Where Am I? The Middle-Class Crisis of Place
Craig Bartholomew, a philosophy professor at Redeemer University College in Ancaster, Ontario, has been at work on a curious topic. "When people ask what I'm working on, and I say, 'place,' I get a blank stare," Bartholomew says. But examples help. "The home is a place, the city is a place, the university is a place, the mall is a place, and the placial dynamic of all these places must be attended to for people to flourish."
To exist at all, we must be somewhere. And as embodied creatures, we are implaced in specific contexts. Yet in contemporary culture, this aspect of human existence is threatened by what Bartholomew calls a "crisis of place" created by several elements of our technological society. To fully flourish as human beings—and to flourish as entire communities—Bartholomew argues, we need to recover the lost art of placemaking.
On behalf of the City project, Halee Gray Scott recently interviewed Bartholomew about his work, Where Mortals Dwell: A Christian View of Place for Today, newly out from Baker Academic.
In your book, you not only provide a biblical and theological discussion of the concept of place, but do so in a way that addresses the crisis of place in contemporary culture. What's the nature of the crisis?
What we are experiencing in our world is a wide sense of displacement, which does not lead to human flourishing. Outside Christian circles, the literature on the crisis of place is huge, but within Christianity, it's only starting to get attention.

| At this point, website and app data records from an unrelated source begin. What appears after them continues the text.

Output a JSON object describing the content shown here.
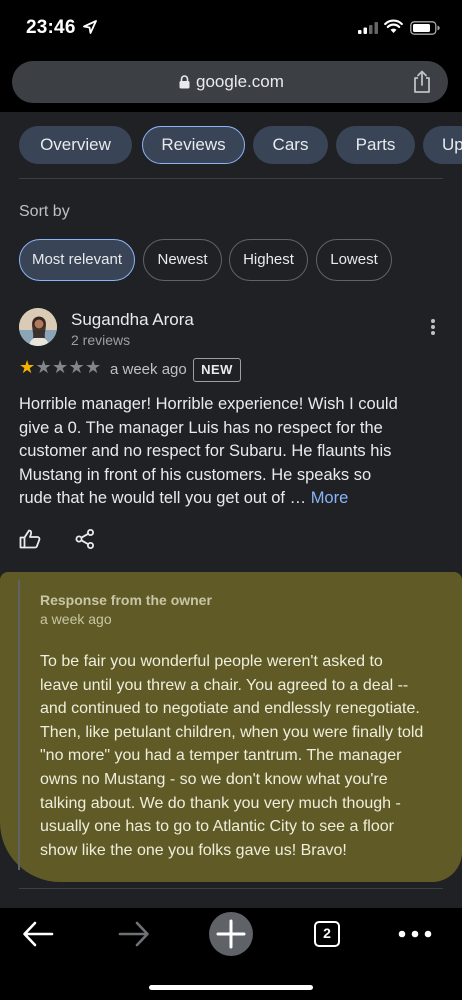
{
  "status_bar": {
    "time": "23:46",
    "icons": [
      "location-arrow-icon",
      "signal-icon",
      "wifi-icon",
      "battery-icon"
    ]
  },
  "browser": {
    "url": "google.com",
    "icons": [
      "lock-icon",
      "share-icon"
    ]
  },
  "tabs": [
    "Overview",
    "Reviews",
    "Cars",
    "Parts",
    "Up"
  ],
  "active_tab": "Reviews",
  "sort": {
    "label": "Sort by",
    "options": [
      "Most relevant",
      "Newest",
      "Highest",
      "Lowest"
    ],
    "selected": "Most relevant"
  },
  "review": {
    "author": "Sugandha Arora",
    "author_reviews": "2 reviews",
    "rating": 1,
    "max_rating": 5,
    "time": "a week ago",
    "badge": "NEW",
    "text_lines": [
      "Horrible manager! Horrible experience! Wish I could",
      "give a 0. The manager Luis has no respect for the",
      "customer and no respect for Subaru. He flaunts his",
      "Mustang in front of his customers. He speaks so",
      "rude that he would tell you get out of … "
    ],
    "more_label": "More",
    "icons": [
      "thumbs-up-icon",
      "share-icon",
      "more-vert-icon"
    ]
  },
  "owner_response": {
    "title": "Response from the owner",
    "time": "a week ago",
    "text_lines": [
      "To be fair you wonderful people weren't asked to",
      "leave until you threw a chair. You agreed to a deal --",
      "and continued to negotiate and endlessly renegotiate.",
      "Then, like petulant children, when you were finally told",
      "\"no more\" you had a temper tantrum. The manager",
      "owns no Mustang - so we don't know what you're",
      "talking about. We do thank you very much though -",
      "usually one has to go to Atlantic City to see a floor",
      "show like the one you folks gave us! Bravo!"
    ]
  },
  "toolbar": {
    "tab_count": "2",
    "icons": [
      "back-arrow-icon",
      "forward-arrow-icon",
      "plus-icon",
      "tabs-icon",
      "more-horiz-icon"
    ]
  },
  "colors": {
    "background": "#202124",
    "chip_active": "#394457",
    "accent_blue": "#8ab4f8",
    "star_filled": "#f6b400",
    "star_empty": "#80868b",
    "highlight": "#968c28"
  }
}
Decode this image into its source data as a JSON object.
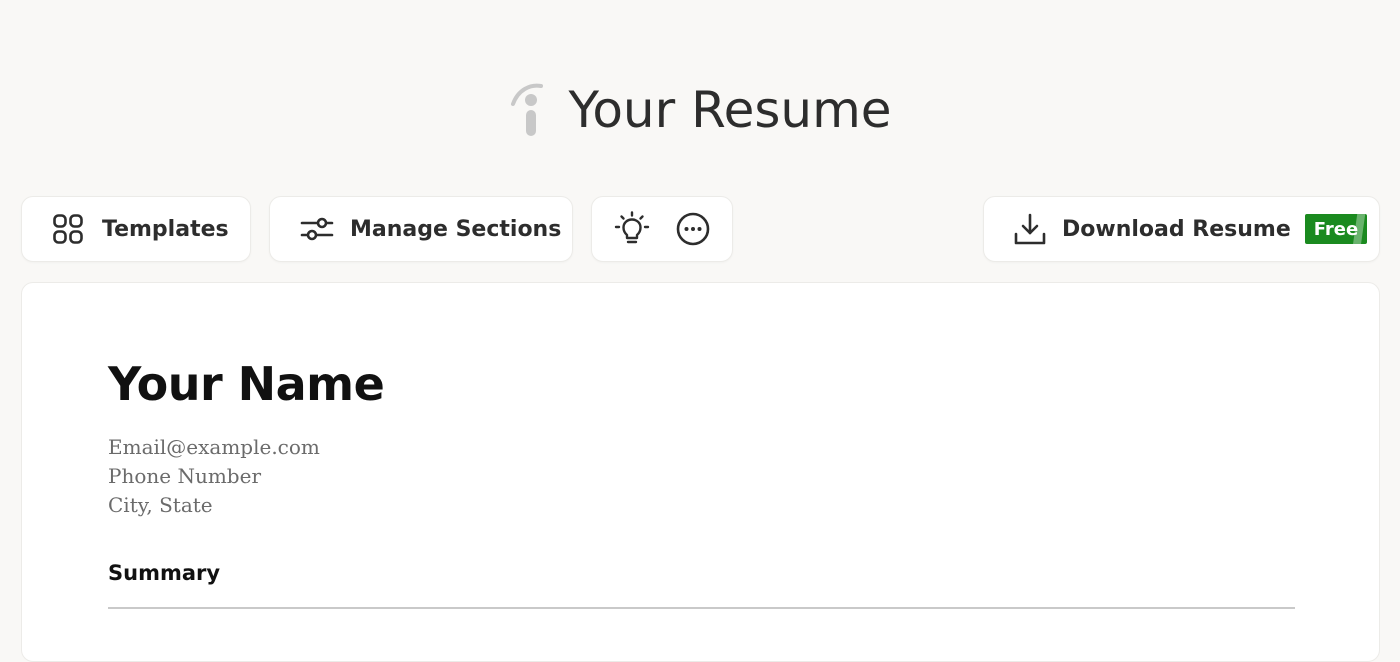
{
  "app": {
    "title": "Your Resume",
    "logo_icon": "indeed-logo-icon"
  },
  "toolbar": {
    "templates": {
      "label": "Templates",
      "icon": "grid-icon"
    },
    "manage_sections": {
      "label": "Manage Sections",
      "icon": "sliders-icon"
    },
    "tips": {
      "icon": "lightbulb-icon"
    },
    "more": {
      "icon": "more-options-icon"
    },
    "download": {
      "label": "Download Resume",
      "icon": "download-icon",
      "badge": "Free"
    }
  },
  "resume": {
    "name": "Your Name",
    "email": "Email@example.com",
    "phone": "Phone Number",
    "location": "City, State",
    "sections": [
      {
        "title": "Summary"
      }
    ]
  },
  "colors": {
    "background": "#f9f8f6",
    "card": "#ffffff",
    "text": "#2d2d2d",
    "muted_text": "#6b6b6b",
    "badge_green": "#1a8a1f"
  }
}
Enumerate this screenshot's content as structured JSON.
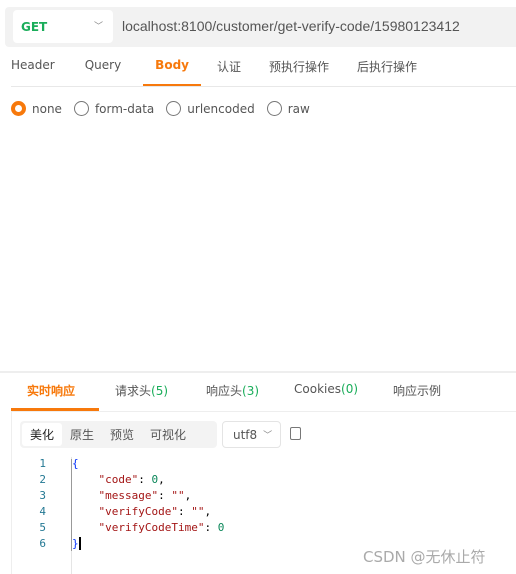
{
  "request": {
    "method": "GET",
    "url": "localhost:8100/customer/get-verify-code/15980123412"
  },
  "tabs": [
    {
      "label": "Header"
    },
    {
      "label": "Query"
    },
    {
      "label": "Body",
      "active": true
    },
    {
      "label": "认证"
    },
    {
      "label": "预执行操作"
    },
    {
      "label": "后执行操作"
    }
  ],
  "body_types": [
    {
      "label": "none",
      "selected": true
    },
    {
      "label": "form-data"
    },
    {
      "label": "urlencoded"
    },
    {
      "label": "raw"
    }
  ],
  "response_tabs": [
    {
      "label": "实时响应",
      "count": ""
    },
    {
      "label": "请求头",
      "count": "(5)"
    },
    {
      "label": "响应头",
      "count": "(3)"
    },
    {
      "label": "Cookies",
      "count": "(0)"
    },
    {
      "label": "响应示例",
      "count": ""
    }
  ],
  "view_modes": [
    "美化",
    "原生",
    "预览",
    "可视化"
  ],
  "encoding": "utf8",
  "code_lines": [
    "{",
    "    \"code\": 0,",
    "    \"message\": \"\",",
    "    \"verifyCode\": \"\",",
    "    \"verifyCodeTime\": 0",
    "}"
  ],
  "watermark": "CSDN @无休止符",
  "colors": {
    "accent": "#f7790c",
    "method": "#1aad5a",
    "count": "#1aad5a"
  }
}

Contemporary life roots against this deep implacement through the speed of culture, technology, the automobile, and the state of economics. The middle class is always on the go through places and are not generally deeply rooted in a particular place.
When I travel I have opportunities to see new places, but many are all the same corporate chain stores that we have here in Hamilton. Everything is monochrome. All the houses look the same, and houses are not viewed as homes but as assets. Wendell Berry wrote that "a house for sale is not a home." It is not wrong to move, but if we want to flourish as humans, the house must become a home, not an economic asset.